A typical sequence of Injection moulding cycle is as follows : Starting with an empty cylinder, raw material from the feed hopper falls onto the rear flights of the screw which conveys material to the front of the cylinder. During its passage along the cylinder it is plasticized to a fluid state with the help of external heaters on the barrel. Some material may escape through the nozzle but the back pressure is generally sufficient to push the screw back in the cylinder and to provide a reservoir of fluid plastic in the front of the cylinder for injection. The mould closes and the cylinder moves forward on its carriage until the nozzle is in contact with the entrance of the mould. The screw is moved forward by the hydraulic cylinder and the injection takes place. After a short interval (the holding time), the screw rotates, creating some pressure in the barrel, which forces it back against low pressure in the hydraulic cylinder, until the limit switch operates, stopping the rotation. This plasticizes material ready for the next shot .The mould opens, the article is ejected and the mould closes again ready for the next cycle.Repeat the process as discussed above for next cycle.

Discussion

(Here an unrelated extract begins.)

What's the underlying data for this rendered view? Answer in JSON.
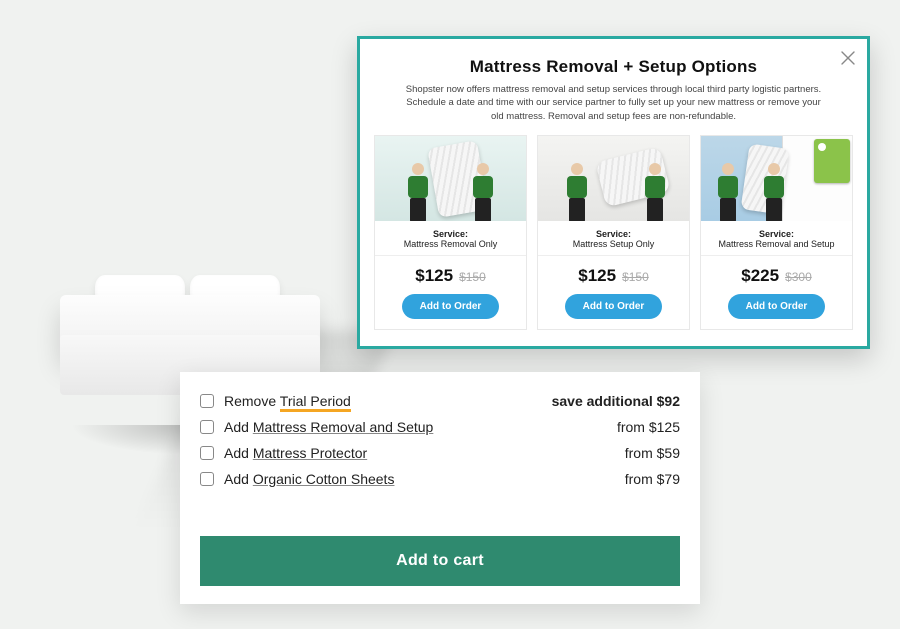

Following are some of the common defects found in injection molded parts; Shrinkage: During cooling the molten polymer may shrink and results in the decrease of desired dimensions. This can be decreased by adding fillers. Short shots: As in casting, a short shot is a molding that has solidified before completely filling the cavity. The defect can be corrected by increasing temperature and/or pressure. The defect may also result from use of a machine with insufficient shot capacity, in which case a larger machine is needed. Flashing: Flashing occurs when the polymer melt is squeezed into the parting surface between mold plates; it can also occur around ejection pins. The defect is usually caused by (1) vents and clearances in the mold that are too large; (2) injection pressure too high compared with clamping force; (3) melt temperature too high; or 4) excessive shot size. Sink marks and voids: These are defects usually related to thick molded sections. A sink mark occurs when the outer surface on the molding solidifies, but contraction of the internal material causes the skin to be depressed below its intended profile. Avoid is caused by the same basic phenomenon; however, the surface material retains its form and the shrinkage manifests itself as an internal void because of high tensile stresses on the still-molten polymer. These defects can be addressed by increasing the packing pressure after injection. A better solution is to design the part to have uniform section thicknesses and use thinner sections. Weld lines: Weld lines occur when polymer melt flows around a core or other convex detail in the mold cavity and meets from opposite directions; the boundary thus formed is called a weld line, and it may have mechanical properties that are inferior to those in the rest of the part. Higher melt temperatures, higher injection pressures, alternative gating locations on the part, and better venting are ways of dealing with this defect .

USES
Injection moulding is used for the formation of intricate plastic parts with excellent dimensional accuracy. A large number of items associated with our daily life are produced by way of injection moulding. Typical product categories include housewares, toys, automotive parts, furniture, rigid packaging items, appliances and medical disposable syringes.